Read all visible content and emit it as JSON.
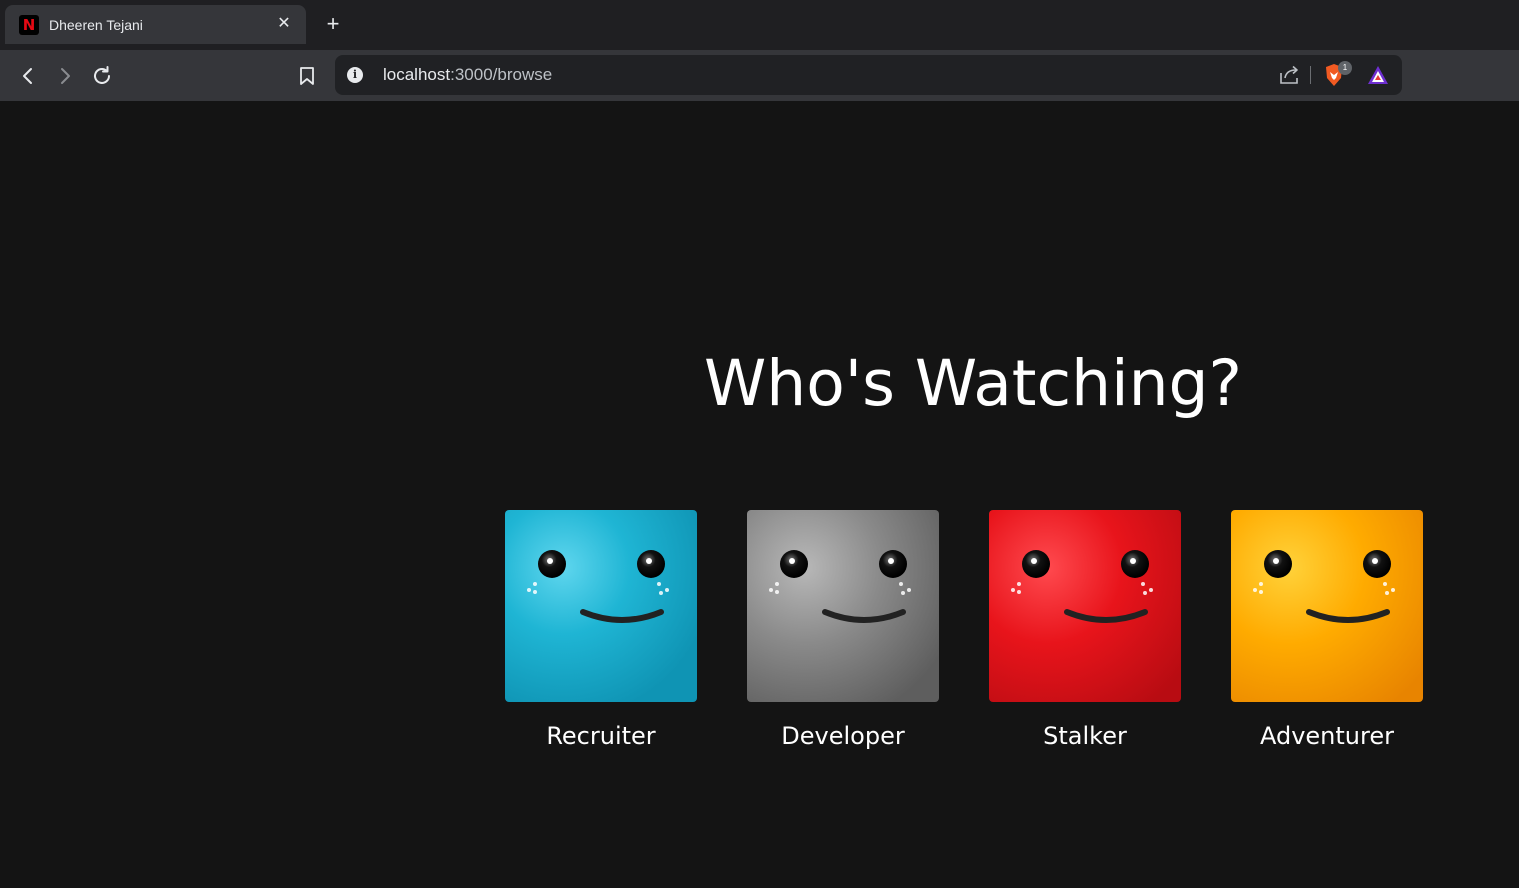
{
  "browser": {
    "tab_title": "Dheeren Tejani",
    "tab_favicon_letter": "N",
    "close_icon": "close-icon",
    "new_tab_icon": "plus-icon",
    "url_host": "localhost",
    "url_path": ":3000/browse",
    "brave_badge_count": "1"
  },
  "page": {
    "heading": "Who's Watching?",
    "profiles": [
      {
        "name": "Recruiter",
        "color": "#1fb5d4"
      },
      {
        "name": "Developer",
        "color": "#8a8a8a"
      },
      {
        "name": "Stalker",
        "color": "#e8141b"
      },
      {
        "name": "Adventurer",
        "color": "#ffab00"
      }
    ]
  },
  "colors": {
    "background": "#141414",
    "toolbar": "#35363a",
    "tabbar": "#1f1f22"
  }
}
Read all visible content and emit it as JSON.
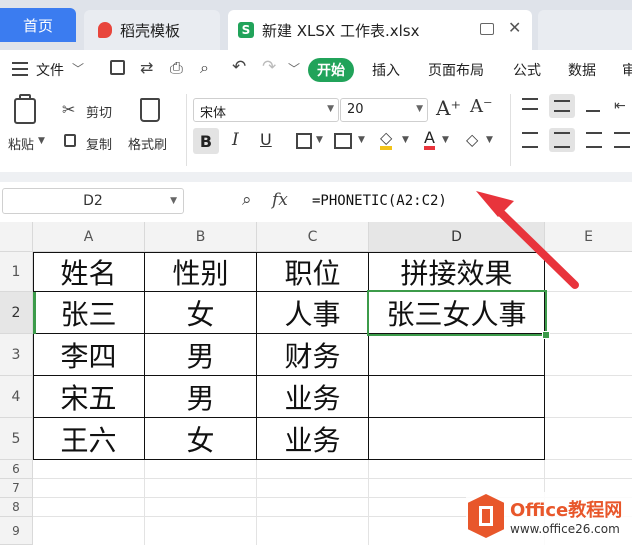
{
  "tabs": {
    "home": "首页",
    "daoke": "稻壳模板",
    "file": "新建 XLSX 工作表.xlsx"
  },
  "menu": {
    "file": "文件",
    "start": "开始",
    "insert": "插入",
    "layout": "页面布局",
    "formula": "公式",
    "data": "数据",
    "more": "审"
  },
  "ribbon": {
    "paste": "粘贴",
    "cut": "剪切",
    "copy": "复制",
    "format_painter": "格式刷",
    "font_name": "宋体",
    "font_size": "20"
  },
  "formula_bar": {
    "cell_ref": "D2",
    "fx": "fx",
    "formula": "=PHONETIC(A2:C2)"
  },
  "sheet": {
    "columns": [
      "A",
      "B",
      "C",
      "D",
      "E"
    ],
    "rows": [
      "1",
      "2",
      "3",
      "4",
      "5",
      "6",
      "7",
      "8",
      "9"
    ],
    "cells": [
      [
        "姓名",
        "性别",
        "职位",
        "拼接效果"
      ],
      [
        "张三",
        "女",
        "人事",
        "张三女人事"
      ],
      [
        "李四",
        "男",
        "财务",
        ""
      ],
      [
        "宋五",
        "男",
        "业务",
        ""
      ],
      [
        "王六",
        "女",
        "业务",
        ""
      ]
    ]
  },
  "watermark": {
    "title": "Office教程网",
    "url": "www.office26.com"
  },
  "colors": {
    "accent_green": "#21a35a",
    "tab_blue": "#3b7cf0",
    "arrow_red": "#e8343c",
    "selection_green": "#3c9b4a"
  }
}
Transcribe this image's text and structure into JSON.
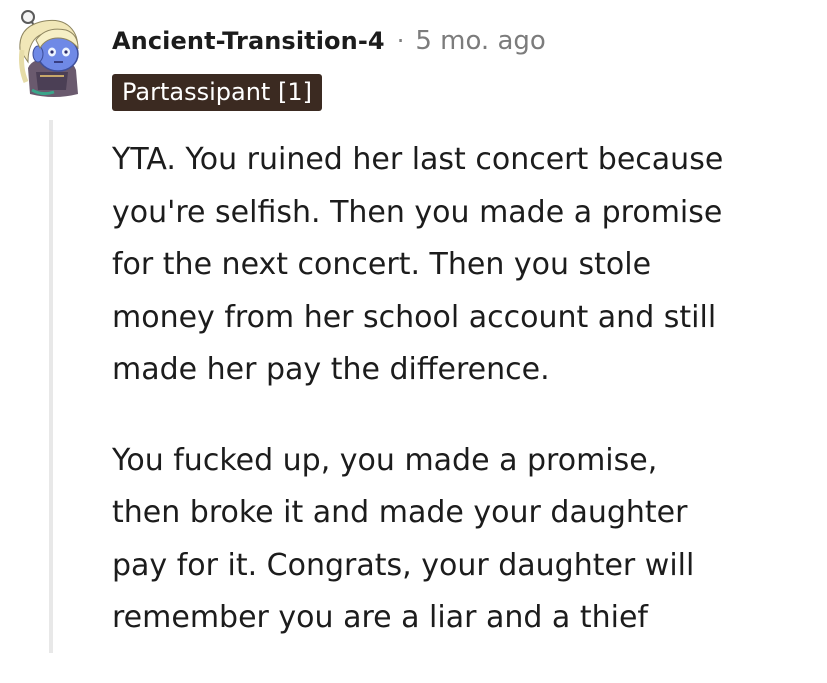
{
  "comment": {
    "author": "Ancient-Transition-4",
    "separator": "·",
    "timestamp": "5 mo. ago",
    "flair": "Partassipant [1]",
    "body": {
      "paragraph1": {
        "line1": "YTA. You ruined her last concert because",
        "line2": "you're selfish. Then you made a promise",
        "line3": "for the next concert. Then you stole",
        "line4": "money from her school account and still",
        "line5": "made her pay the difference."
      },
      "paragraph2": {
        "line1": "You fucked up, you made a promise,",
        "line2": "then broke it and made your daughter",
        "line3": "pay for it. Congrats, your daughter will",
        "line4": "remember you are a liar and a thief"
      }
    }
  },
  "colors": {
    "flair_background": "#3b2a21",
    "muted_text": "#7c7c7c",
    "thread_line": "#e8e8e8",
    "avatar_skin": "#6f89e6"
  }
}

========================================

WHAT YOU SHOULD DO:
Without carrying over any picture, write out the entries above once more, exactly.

WRITTEN REPLY:
Read all visible content and emit it as JSON.
{
  "browser": {
    "tab_title": "Dheeren Tejani",
    "tab_favicon_letter": "N",
    "close_icon": "close-icon",
    "new_tab_icon": "plus-icon",
    "url_host": "localhost",
    "url_path": ":3000/browse",
    "brave_badge_count": "1"
  },
  "page": {
    "heading": "Who's Watching?",
    "profiles": [
      {
        "name": "Recruiter",
        "color": "#1fb5d4"
      },
      {
        "name": "Developer",
        "color": "#8a8a8a"
      },
      {
        "name": "Stalker",
        "color": "#e8141b"
      },
      {
        "name": "Adventurer",
        "color": "#ffab00"
      }
    ]
  },
  "colors": {
    "background": "#141414",
    "toolbar": "#35363a",
    "tabbar": "#1f1f22"
  }
}
Read all visible content and emit it as JSON.
{
  "tabs": {
    "home": "首页",
    "daoke": "稻壳模板",
    "file": "新建 XLSX 工作表.xlsx"
  },
  "menu": {
    "file": "文件",
    "start": "开始",
    "insert": "插入",
    "layout": "页面布局",
    "formula": "公式",
    "data": "数据",
    "more": "审"
  },
  "ribbon": {
    "paste": "粘贴",
    "cut": "剪切",
    "copy": "复制",
    "format_painter": "格式刷",
    "font_name": "宋体",
    "font_size": "20"
  },
  "formula_bar": {
    "cell_ref": "D2",
    "fx": "fx",
    "formula": "=PHONETIC(A2:C2)"
  },
  "sheet": {
    "columns": [
      "A",
      "B",
      "C",
      "D",
      "E"
    ],
    "rows": [
      "1",
      "2",
      "3",
      "4",
      "5",
      "6",
      "7",
      "8",
      "9"
    ],
    "cells": [
      [
        "姓名",
        "性别",
        "职位",
        "拼接效果"
      ],
      [
        "张三",
        "女",
        "人事",
        "张三女人事"
      ],
      [
        "李四",
        "男",
        "财务",
        ""
      ],
      [
        "宋五",
        "男",
        "业务",
        ""
      ],
      [
        "王六",
        "女",
        "业务",
        ""
      ]
    ]
  },
  "watermark": {
    "title": "Office教程网",
    "url": "www.office26.com"
  },
  "colors": {
    "accent_green": "#21a35a",
    "tab_blue": "#3b7cf0",
    "arrow_red": "#e8343c",
    "selection_green": "#3c9b4a"
  }
}
Transcribe this image's text and structure into JSON.
{
  "comment": {
    "author": "Ancient-Transition-4",
    "separator": "·",
    "timestamp": "5 mo. ago",
    "flair": "Partassipant [1]",
    "body": {
      "paragraph1": {
        "line1": "YTA. You ruined her last concert because",
        "line2": "you're selfish. Then you made a promise",
        "line3": "for the next concert. Then you stole",
        "line4": "money from her school account and still",
        "line5": "made her pay the difference."
      },
      "paragraph2": {
        "line1": "You fucked up, you made a promise,",
        "line2": "then broke it and made your daughter",
        "line3": "pay for it. Congrats, your daughter will",
        "line4": "remember you are a liar and a thief"
      }
    }
  },
  "colors": {
    "flair_background": "#3b2a21",
    "muted_text": "#7c7c7c",
    "thread_line": "#e8e8e8",
    "avatar_skin": "#6f89e6"
  }
}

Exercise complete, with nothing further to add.